**Your goal:** Count the lines below that contain the word "title". Give only the number.

____ Materials provided

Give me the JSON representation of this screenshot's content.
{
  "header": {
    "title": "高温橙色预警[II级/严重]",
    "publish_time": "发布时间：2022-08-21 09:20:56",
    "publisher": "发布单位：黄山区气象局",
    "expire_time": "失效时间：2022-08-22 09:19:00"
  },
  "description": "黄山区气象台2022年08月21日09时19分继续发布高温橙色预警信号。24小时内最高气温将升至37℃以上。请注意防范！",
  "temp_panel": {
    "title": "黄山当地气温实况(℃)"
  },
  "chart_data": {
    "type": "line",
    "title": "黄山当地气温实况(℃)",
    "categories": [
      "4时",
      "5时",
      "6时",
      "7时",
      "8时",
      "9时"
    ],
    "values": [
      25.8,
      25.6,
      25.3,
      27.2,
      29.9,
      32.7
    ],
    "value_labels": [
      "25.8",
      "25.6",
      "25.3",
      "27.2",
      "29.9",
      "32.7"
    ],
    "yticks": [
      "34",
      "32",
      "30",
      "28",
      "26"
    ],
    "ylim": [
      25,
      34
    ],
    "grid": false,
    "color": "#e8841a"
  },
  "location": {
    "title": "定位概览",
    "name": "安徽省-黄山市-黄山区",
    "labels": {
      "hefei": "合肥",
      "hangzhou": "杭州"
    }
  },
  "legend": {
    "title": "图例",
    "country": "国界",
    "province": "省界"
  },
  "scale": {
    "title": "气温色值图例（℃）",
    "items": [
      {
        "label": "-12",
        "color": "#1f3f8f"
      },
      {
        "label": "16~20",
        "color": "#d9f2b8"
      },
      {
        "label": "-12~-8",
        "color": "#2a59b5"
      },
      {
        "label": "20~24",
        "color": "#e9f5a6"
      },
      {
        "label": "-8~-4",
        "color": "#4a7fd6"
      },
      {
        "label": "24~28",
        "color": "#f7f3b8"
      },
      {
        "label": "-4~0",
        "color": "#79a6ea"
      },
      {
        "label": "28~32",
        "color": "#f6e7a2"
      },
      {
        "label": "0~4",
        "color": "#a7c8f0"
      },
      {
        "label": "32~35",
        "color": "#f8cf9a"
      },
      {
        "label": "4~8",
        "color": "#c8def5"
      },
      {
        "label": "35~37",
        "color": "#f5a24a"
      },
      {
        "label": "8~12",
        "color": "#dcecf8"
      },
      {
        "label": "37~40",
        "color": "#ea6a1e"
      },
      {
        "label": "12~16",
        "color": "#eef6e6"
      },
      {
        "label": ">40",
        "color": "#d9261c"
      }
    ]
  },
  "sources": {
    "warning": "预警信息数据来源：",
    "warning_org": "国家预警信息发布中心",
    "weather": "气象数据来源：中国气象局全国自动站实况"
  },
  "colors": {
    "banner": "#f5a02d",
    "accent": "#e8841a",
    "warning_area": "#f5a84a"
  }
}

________

**Solution for this exercise:** 6